Trinity Catholic dreaming big

It was probably just as well that the electronic scoreboard didn’t work Saturday at the Trinity Catholic at Stamford High boys lacrosse game.
Stamford High’s 14-0 triumph over intracity rival Trinity Catholic had an air of inevitability from the opening faceoff to the final horn.
There was no need for the scoreboard to belabor the point for 48 minutes.
While Trinity Catholic still searches for its first victory after eight games of the 2012 FCIAC regular season, Crusaders head coach Dannel Malloy won’t be detered from dreaming big dreams down the road for Trinity’s boys lacrosse program.
“I happy with the performance of our kids. Regardless of what the scoreboard says,” Malloy said. “We began the season with the largest roster we’ve ever had. And we will finish this season with the most kids we’ve ever had. Returning players and returning veterans in my mind that’s my biggest victory this season.”
Building a boys lacrosse program in a league as strong as the FCIAC is a daunting challenge for Westhill, Stamford and Trinity Catholic.
And of the trio, Trinity Catholic is the furthest behind in the race.
The Crusaders are the only FCIAC school without a junior varsity boys lacrosse team. This means that players who are new to the sport of lacrosse have nowhere to learn their trade at their own speed or make mistakes that have no cost.
The Crusaders are also handicapped by the lack of an artificial turf at the school for use both in-season and out of season.
Trinity Catholic’s smaller enrollment as a private high school and therefore lower number of boys lacrosse candidates doesn’t deter Malloy.
“We have 32 kids on our varsity roster. Probably half of them are new to the sport of lacrosse,” Malloy said. “Building that junior varsity squad that is our next step.”
Also making this process harder for Westhill, Stamford and Trinity Catholic is the current numbers being generated at the Stamford Youth Lacrosse level aren’t significant enough to feed a system where the aforementioned three schools plus King School plus St. Luke’s School of New Canaan are all looking for lacrosse players.
“I spent five years with the Stamford Youth Lacrosse program. I see promise on the horizon,” Malloy said.
The promise could revolve around the fact that as a private school with an enhanced academic reputation, Trinity Catholic can draw kids in from all over Fairfield County and even Westchester County.

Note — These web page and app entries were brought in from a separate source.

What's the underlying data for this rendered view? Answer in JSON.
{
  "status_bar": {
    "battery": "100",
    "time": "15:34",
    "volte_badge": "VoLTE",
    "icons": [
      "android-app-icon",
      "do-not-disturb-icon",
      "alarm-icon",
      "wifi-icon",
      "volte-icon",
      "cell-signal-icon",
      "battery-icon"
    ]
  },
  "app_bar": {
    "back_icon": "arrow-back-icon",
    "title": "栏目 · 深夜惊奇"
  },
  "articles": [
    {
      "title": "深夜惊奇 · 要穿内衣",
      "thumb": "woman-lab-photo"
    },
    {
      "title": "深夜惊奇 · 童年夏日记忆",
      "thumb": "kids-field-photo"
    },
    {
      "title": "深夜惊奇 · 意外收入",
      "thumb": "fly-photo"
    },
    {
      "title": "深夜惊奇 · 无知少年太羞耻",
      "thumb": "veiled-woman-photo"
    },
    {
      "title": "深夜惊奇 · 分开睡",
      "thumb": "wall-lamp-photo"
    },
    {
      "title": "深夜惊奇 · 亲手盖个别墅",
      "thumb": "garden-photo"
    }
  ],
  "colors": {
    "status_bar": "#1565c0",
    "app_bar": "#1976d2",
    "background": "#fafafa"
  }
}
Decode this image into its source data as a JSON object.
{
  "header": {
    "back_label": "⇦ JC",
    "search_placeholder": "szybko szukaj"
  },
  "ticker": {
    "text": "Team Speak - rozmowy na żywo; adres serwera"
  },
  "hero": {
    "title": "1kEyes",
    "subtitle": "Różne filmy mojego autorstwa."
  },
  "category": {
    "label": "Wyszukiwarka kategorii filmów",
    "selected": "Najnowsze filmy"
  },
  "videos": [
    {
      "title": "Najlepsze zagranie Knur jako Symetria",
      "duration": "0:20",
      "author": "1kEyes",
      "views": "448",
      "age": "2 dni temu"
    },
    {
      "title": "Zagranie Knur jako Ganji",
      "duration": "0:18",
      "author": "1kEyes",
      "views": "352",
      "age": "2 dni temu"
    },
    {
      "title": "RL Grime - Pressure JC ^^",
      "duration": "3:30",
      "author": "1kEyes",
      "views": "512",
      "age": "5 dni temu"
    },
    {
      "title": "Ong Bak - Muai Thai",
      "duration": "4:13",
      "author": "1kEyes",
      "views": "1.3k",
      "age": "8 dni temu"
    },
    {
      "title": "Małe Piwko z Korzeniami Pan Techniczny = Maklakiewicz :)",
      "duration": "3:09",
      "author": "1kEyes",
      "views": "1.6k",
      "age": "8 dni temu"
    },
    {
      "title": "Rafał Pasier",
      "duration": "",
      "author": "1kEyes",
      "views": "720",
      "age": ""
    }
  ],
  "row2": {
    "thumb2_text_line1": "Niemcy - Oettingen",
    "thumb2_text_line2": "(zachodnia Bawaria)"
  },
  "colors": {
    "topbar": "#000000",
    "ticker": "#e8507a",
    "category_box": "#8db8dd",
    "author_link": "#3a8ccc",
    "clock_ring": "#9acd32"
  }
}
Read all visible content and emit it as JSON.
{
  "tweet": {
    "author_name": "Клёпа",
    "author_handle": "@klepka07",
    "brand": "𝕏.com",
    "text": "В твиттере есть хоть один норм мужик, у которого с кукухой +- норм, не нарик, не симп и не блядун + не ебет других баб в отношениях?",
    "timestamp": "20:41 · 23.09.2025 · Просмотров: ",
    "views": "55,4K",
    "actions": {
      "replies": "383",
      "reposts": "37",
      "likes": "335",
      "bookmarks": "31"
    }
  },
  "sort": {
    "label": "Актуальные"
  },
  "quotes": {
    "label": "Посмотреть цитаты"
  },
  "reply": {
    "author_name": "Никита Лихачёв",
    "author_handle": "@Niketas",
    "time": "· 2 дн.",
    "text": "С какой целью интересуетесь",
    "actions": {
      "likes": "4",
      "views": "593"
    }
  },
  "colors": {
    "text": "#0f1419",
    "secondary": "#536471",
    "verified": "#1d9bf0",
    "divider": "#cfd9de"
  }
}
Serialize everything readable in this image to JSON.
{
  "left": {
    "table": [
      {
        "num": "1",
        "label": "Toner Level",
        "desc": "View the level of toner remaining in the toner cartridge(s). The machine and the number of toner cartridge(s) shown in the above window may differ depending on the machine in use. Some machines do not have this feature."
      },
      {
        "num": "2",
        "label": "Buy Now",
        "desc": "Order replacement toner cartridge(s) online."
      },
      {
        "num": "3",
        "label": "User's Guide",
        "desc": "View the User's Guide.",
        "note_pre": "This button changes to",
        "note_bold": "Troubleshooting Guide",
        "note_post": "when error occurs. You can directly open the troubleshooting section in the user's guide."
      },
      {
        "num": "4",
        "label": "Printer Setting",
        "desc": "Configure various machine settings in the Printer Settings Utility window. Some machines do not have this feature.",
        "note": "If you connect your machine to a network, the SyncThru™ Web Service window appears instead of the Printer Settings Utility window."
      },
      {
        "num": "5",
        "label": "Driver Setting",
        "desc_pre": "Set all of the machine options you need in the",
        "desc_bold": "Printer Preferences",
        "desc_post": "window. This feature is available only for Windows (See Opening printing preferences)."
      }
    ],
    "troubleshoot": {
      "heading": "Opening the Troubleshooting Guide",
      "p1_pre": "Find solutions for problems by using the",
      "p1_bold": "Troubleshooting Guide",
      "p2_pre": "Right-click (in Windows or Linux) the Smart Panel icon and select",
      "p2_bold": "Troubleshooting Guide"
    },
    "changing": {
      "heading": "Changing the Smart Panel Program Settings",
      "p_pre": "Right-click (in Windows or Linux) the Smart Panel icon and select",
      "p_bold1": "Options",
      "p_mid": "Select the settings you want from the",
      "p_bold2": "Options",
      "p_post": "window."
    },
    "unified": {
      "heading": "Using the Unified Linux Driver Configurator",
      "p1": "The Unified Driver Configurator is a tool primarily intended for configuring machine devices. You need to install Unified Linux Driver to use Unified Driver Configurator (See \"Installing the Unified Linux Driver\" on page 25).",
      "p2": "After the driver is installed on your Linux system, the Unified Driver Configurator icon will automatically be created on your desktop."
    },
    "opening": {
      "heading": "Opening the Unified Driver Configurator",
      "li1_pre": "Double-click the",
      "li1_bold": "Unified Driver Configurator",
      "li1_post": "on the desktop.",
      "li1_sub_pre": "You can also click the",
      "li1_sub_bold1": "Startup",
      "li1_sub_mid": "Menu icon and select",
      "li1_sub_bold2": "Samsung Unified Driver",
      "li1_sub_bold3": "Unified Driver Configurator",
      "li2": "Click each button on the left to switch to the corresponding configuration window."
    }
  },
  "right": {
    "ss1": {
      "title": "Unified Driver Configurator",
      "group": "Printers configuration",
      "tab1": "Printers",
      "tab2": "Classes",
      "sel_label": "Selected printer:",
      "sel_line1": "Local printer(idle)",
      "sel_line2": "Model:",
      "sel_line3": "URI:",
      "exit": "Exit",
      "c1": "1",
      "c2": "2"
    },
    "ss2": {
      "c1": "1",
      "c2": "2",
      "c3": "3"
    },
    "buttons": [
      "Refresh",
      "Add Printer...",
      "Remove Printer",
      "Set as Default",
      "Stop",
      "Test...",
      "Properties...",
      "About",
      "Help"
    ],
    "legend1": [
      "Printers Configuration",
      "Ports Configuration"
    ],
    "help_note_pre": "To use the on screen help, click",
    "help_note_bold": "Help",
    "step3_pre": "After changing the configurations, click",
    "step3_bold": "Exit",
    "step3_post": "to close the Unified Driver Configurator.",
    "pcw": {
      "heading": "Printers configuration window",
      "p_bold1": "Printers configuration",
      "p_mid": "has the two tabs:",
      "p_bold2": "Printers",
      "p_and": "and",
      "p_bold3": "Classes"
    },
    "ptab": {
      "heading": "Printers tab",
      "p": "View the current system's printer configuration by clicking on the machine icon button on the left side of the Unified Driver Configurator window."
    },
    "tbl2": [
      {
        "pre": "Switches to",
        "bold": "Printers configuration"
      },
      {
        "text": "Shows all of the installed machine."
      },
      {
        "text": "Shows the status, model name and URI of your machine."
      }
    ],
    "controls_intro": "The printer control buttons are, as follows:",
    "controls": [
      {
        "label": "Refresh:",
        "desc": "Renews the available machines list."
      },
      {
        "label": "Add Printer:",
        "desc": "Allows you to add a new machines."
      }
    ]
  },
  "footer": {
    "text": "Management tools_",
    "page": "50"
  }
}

Malloy can offer minutes of playing time as more parents realize that lacrosse scholarships for college can work as well as football or basketball college scholarships.
Westhill and Stamford are limited to kids who live in their defined school districts.
King School, as a private institution that teaches Grades 1-12, has taken the approach of having a middle school boys lacrosse program to develop athletes for that sport.
That is an avenue Trinity Catholic could explore if it had an artificial turf field for year-round use.
Success in the world of FCIAC boys lacrosse — even on a medium scale — never mind the decades it took for Darien, New Canaan and Wilton to get to the penthouse they currently reside in, takes time.
But Malloy says he is committed for the long haul.
“I’m optimistic,” Malloy said. “I’ve been involved in lacrosse in the Stamford area for too many years (eight) not to think we can build something special here at Trinity Catholic.”

Rich DePreta